Woolly Hollow State Park, located near Greenbrier (Faulkner County), is unique among Arkansas’s fifty-two state parks because it began as the first scientific study in North America of soil and silt erosion with a specific watershed. Originally built in 1935, the lake and the surrounding area opened as a state park on November 2, 1973. The refurbished Woolly Cabin, the homestead of the family after whom the park is named, still stands in the park about three-quarters of a mile from its original location. Woolly Hollow remains one of Arkansas’s most popular state parks and hosts a number of activities for children and adults each year. In 1851, William Riley Woolly and his family left Waynesboro, Tennessee, to homestead in …

World Championship Quartz Crystal Dig

The World Championship Quartz Crystal Dig is held annually the second week of October in the Mount Ida (Montgomery County) area. According to Montgomery County: Our Heritage, “The Quartz Crystal Festival held October 24, 25 and 26, 1986, was attended by some two thousand residents and tourists from coast to coast.” The event was the idea of Paul G. Griffiths Sr. of the Mount Ida Area Chamber of Commerce and Sonny Stanley. The dig is a two-day event with two divisions: crystal points and clusters. The winners keep the crystal they mine and share in $1,500 in prize money. Contestants pay a $75 registration fee and compete in both divisions. On each of the three days of the dig, the …

World’s Championship Duck Calling Contest

The World’s Championship Duck Calling Contest is held every Thanksgiving weekend in Stuttgart (Arkansas County). The winner is named the World Champion Duck Caller. To qualify for the contest, a contestant must win a preliminary state or regional duck-calling contest sanctioned by the Stuttgart Chamber of Commerce and held in one of thirty-eight states. A preliminary contest is also held in Canada for Canadian residents. The first National Duck Calling Contest was held on Main Street in Stuttgart on November 24, 1936, in connection with the annual Arkansas Rice Carnival.
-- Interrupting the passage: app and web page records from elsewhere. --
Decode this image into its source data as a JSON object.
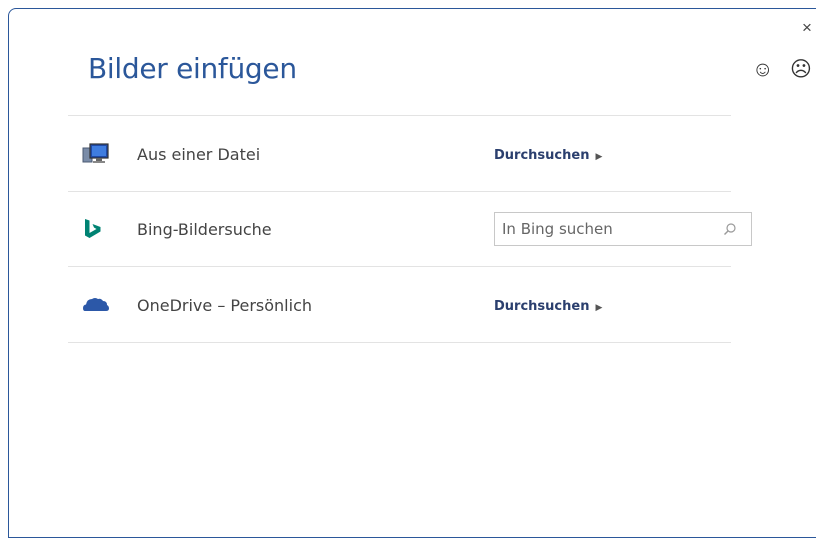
{
  "dialog": {
    "title": "Bilder einfügen",
    "close_glyph": "×",
    "smile_glyph": "☺",
    "frown_glyph": "☹"
  },
  "rows": [
    {
      "icon": "computer-file-icon",
      "label": "Aus einer Datei",
      "action": "Durchsuchen",
      "action_arrow": "▶"
    },
    {
      "icon": "bing-logo-icon",
      "label": "Bing-Bildersuche",
      "search_placeholder": "In Bing suchen"
    },
    {
      "icon": "onedrive-cloud-icon",
      "label": "OneDrive – Persönlich",
      "action": "Durchsuchen",
      "action_arrow": "▶"
    }
  ],
  "colors": {
    "accent": "#2b579a",
    "bing": "#008373",
    "onedrive": "#2c58a8"
  }
}
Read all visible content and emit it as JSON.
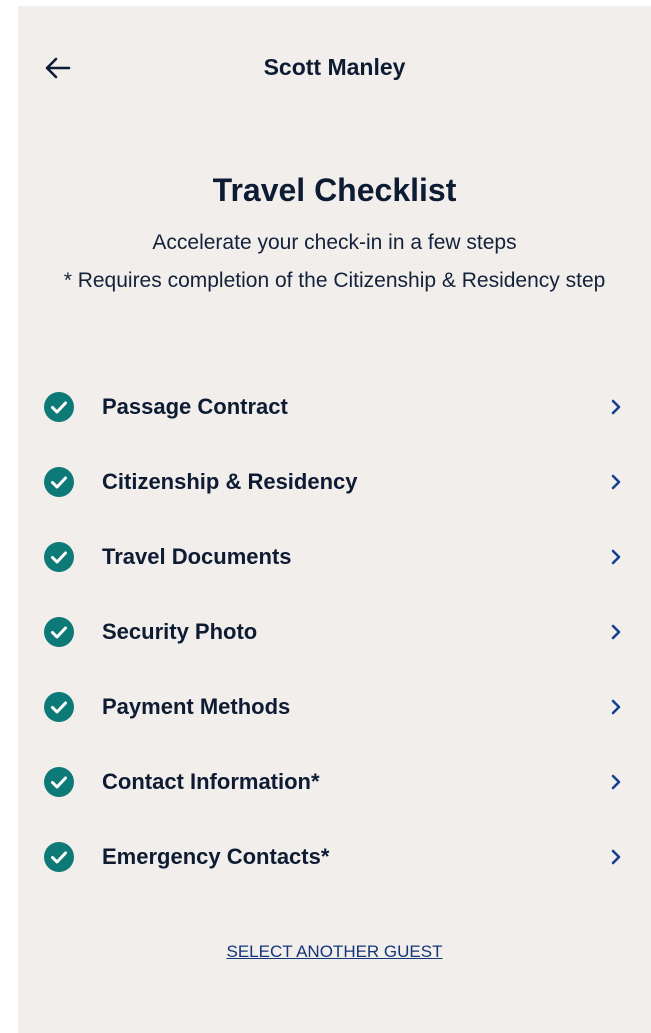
{
  "header": {
    "back_icon": "arrow-left-icon",
    "title": "Scott Manley"
  },
  "intro": {
    "title": "Travel Checklist",
    "subtitle": "Accelerate your check-in in a few steps",
    "note": "* Requires completion of the Citizenship & Residency step"
  },
  "checklist": {
    "status_icon": "check-circle-icon",
    "chevron_icon": "chevron-right-icon",
    "items": [
      {
        "label": "Passage Contract",
        "completed": true
      },
      {
        "label": "Citizenship & Residency",
        "completed": true
      },
      {
        "label": "Travel Documents",
        "completed": true
      },
      {
        "label": "Security Photo",
        "completed": true
      },
      {
        "label": "Payment Methods",
        "completed": true
      },
      {
        "label": "Contact Information*",
        "completed": true
      },
      {
        "label": "Emergency Contacts*",
        "completed": true
      }
    ]
  },
  "footer": {
    "link_label": "SELECT ANOTHER GUEST"
  },
  "colors": {
    "background": "#f1eeeb",
    "check": "#0e7a78",
    "chevron": "#16408f",
    "text": "#0d1b33",
    "link": "#13357a"
  }
}
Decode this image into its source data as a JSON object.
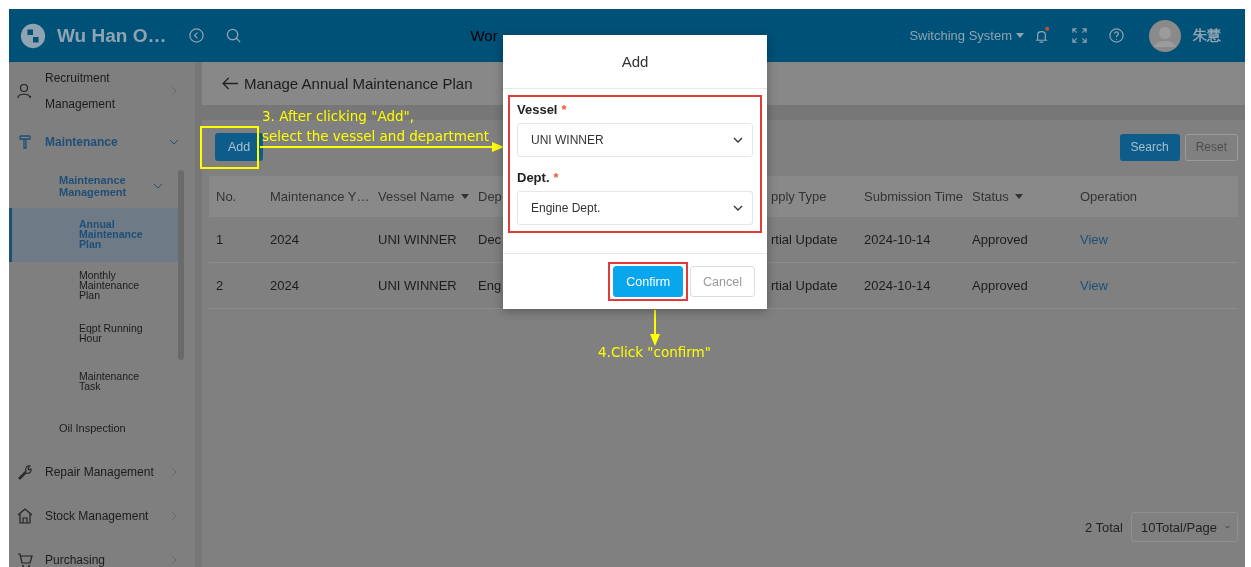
{
  "header": {
    "brand": "Wu Han O…",
    "nav": [
      {
        "label": "Wor"
      }
    ],
    "system_switch": {
      "label": "Switching System",
      "expanded": false
    },
    "notification_dot": true,
    "user_name": "朱慧"
  },
  "sidebar": {
    "items": [
      {
        "label": "Recruitment Management",
        "kind": "person",
        "expanded": false,
        "selected": false
      },
      {
        "label": "Maintenance",
        "kind": "brush",
        "expanded": true,
        "selected": false,
        "children": [
          {
            "label": "Maintenance Management",
            "expanded": true,
            "selected": false,
            "children": [
              {
                "label": "Annual Maintenance Plan",
                "selected": true
              },
              {
                "label": "Monthly Maintenance Plan",
                "selected": false
              },
              {
                "label": "Eqpt Running Hour",
                "selected": false
              },
              {
                "label": "Maintenance Task",
                "selected": false
              }
            ]
          },
          {
            "label": "Oil Inspection",
            "selected": false
          }
        ]
      },
      {
        "label": "Repair Management",
        "kind": "wrench",
        "expanded": false,
        "selected": false
      },
      {
        "label": "Stock Management",
        "kind": "house",
        "expanded": false,
        "selected": false
      },
      {
        "label": "Purchasing",
        "kind": "cart",
        "expanded": false,
        "selected": false
      }
    ]
  },
  "page": {
    "title": "Manage Annual Maintenance Plan"
  },
  "toolbar": {
    "add": "Add",
    "search": "Search",
    "reset": "Reset"
  },
  "table": {
    "columns": [
      {
        "label": "No.",
        "filter": false
      },
      {
        "label": "Maintenance Y…",
        "filter": false
      },
      {
        "label": "Vessel Name",
        "filter": true
      },
      {
        "label": "Dep",
        "filter": false
      },
      {
        "label": "pply Type",
        "filter": false
      },
      {
        "label": "Submission Time",
        "filter": false
      },
      {
        "label": "Status",
        "filter": true
      },
      {
        "label": "Operation",
        "filter": false,
        "kind": "link"
      }
    ],
    "rows": [
      [
        "1",
        "2024",
        "UNI WINNER",
        "Dec",
        "rtial Update",
        "2024-10-14",
        "Approved",
        "View"
      ],
      [
        "2",
        "2024",
        "UNI WINNER",
        "Eng",
        "rtial Update",
        "2024-10-14",
        "Approved",
        "View"
      ]
    ]
  },
  "pagination": {
    "total": "2 Total",
    "page_size": "10Total/Page"
  },
  "dialog": {
    "title": "Add",
    "fields": [
      {
        "label": "Vessel",
        "required_mark": "*",
        "value": "UNI WINNER"
      },
      {
        "label": "Dept.",
        "required_mark": "*",
        "value": "Engine Dept."
      }
    ],
    "buttons": [
      {
        "label": "Confirm",
        "kind": "primary"
      },
      {
        "label": "Cancel",
        "kind": "default"
      }
    ]
  },
  "annotations": [
    {
      "text": "3. After clicking \"Add\",\nselect the vessel and department"
    },
    {
      "text": "4.Click \"confirm\""
    }
  ]
}
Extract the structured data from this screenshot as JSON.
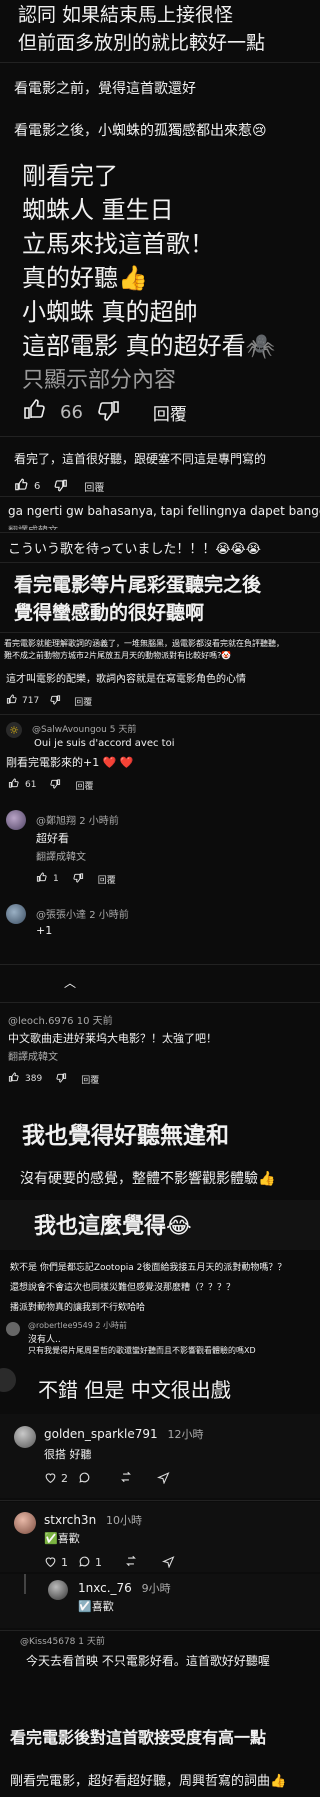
{
  "comments": {
    "c1": {
      "line1": "認同 如果結束馬上接很怪",
      "line2": "但前面多放別的就比較好一點"
    },
    "c2": {
      "line1": "看電影之前，覺得這首歌還好",
      "line2": "看電影之後，小蜘蛛的孤獨感都出來惹😢",
      "big1": "剛看完了",
      "big2": "蜘蛛人 重生日",
      "big3": "立馬來找這首歌！",
      "big4": "真的好聽👍",
      "big5": "小蜘蛛 真的超帥",
      "big6": "這部電影 真的超好看🕷️",
      "partial": "只顯示部分內容",
      "likes": "66",
      "reply": "回覆"
    },
    "c3": {
      "text": "看完了，這首很好聽，跟硬塞不同這是專門寫的",
      "likes": "6",
      "reply": "回覆"
    },
    "c4": {
      "text": "ga ngerti gw bahasanya, tapi fellingnya dapet banget",
      "translate": "翻譯成韓文"
    },
    "c5": {
      "text": "こういう歌を待っていました！！！😭😭😭"
    },
    "c6": {
      "line1": "看完電影等片尾彩蛋聽完之後",
      "line2": "覺得蠻感動的很好聽啊"
    },
    "c7": {
      "line1": "看完電影就能理解歌詞的涵義了，一堆無腦黑，過電影都沒看完就在負評聽聽，",
      "line2": "難不成之前動物方城市2片尾放五月天的動物派對有比較好嗎?🤡",
      "line3": "這才叫電影的配樂，歌詞內容就是在寫電影角色的心情",
      "likes": "717",
      "reply": "回覆"
    },
    "c8": {
      "user": "@SalwAvoungou",
      "time": "5 天前",
      "line1": "Oui je suis d'accord avec toi",
      "line2": "剛看完電影來的+1 ❤️ ❤️",
      "likes": "61",
      "reply": "回覆"
    },
    "c9": {
      "user": "@鄭旭翔",
      "time": "2 小時前",
      "text": "超好看",
      "translate": "翻譯成韓文",
      "likes": "1",
      "reply": "回覆"
    },
    "c10": {
      "user": "@張張小達",
      "time": "2 小時前",
      "text": "+1",
      "likes": "1",
      "reply": "回覆"
    },
    "hide": {
      "label": "隱藏回覆"
    },
    "c11": {
      "user": "@leoch.6976",
      "time": "10 天前",
      "text": "中文歌曲走进好莱坞大电影？！太強了吧！",
      "translate": "翻譯成韓文",
      "likes": "389",
      "reply": "回覆"
    },
    "c12": {
      "text": "我也覺得好聽無違和"
    },
    "c13": {
      "text": "沒有硬要的感覺，整體不影響觀影體驗👍"
    },
    "c14": {
      "text": "我也這麼覺得😂"
    },
    "c15": {
      "line1": "欸不是 你們是都忘記Zootopia 2後面給我接五月天的派對動物嗎？？",
      "line2": "還想說會不會這次也同樣災難但感覺沒那麼糟（？？？？",
      "line3": "播派對動物真的讓我到不行欸哈哈"
    },
    "c16": {
      "user": "@robertlee9549",
      "time": "2 小時前",
      "line1": "沒有人..",
      "line2": "只有我覺得片尾周星哲的歌還蠻好聽而且不影響觀看體驗的嗎XD"
    },
    "c17": {
      "text": "不錯 但是 中文很出戲"
    },
    "c18": {
      "user": "golden_sparkle791",
      "time": "12小時",
      "text": "很搭 好聽",
      "likes": "2"
    },
    "c19": {
      "user": "stxrch3n",
      "time": "10小時",
      "text": "✅喜歡",
      "likes": "1",
      "replies": "1"
    },
    "c20": {
      "user": "1nxc._76",
      "time": "9小時",
      "text": "☑️喜歡"
    },
    "c21": {
      "user": "@Kiss45678",
      "time": "1 天前",
      "text": "今天去看首映 不只電影好看。這首歌好好聽喔"
    },
    "c22": {
      "text": "看完電影後對這首歌接受度有高一點"
    },
    "c23": {
      "text": "剛看完電影，超好看超好聽，周興哲寫的詞曲👍"
    }
  }
}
It was sponsored by American Legion Post No. 48. The contest was originated by Thad McCollum of Stuttgart after a dispute broke out among local duck hunters as to who …

World’s Fairs, Arkansas’s Exhibitions at the

In 1876, the United States hosted its first World’s Fair in commemoration of the 100th anniversary of the Declaration of Independence: the United States Centennial Exposition held in Philadelphia, Pennsylvania. International expositions, or World’s Fairs, emerged from the Great Exposition in London in 1851, which primarily focused on industrial innovation. World’s Fairs in the United States invited participation from each state, with each state funding its own building and displays. Arkansas’s participation in numerous World’s Fairs in the United States presented an opportunity to advertise the state’s accomplishments and promote settlement. While Arkansas participated in a number of World’s Fairs over the years, the most significant expositions occurred around the turn of the century. The Centennial Exposition (Philadelphia, Pennsylvania, 1876) …

World’s Shortest St. Patrick’s Day Parade

The World’s Shortest St. Patrick’s Day Parade, which is held in Hot Springs (Garland County), began in 2003 when a group of Hot Springs residents gathered in a pub on the city’s Bridge Street and began musing about ways to capitalize on the fact that the street had been named in Ripley’s Believe It or Not! during the 1950s and 1960s as the world’s shortest street in everyday use. The idea of holding a celebration on the ninety-eight-foot street in the heart of the historic city’s downtown area arose, and the approaching St. Patrick’s Day holiday emerged as an appropriate time to capitalize on Bridge Street’s reputation. The First Ever First Annual World’s Shortest St. Patrick’s Day Parade was held …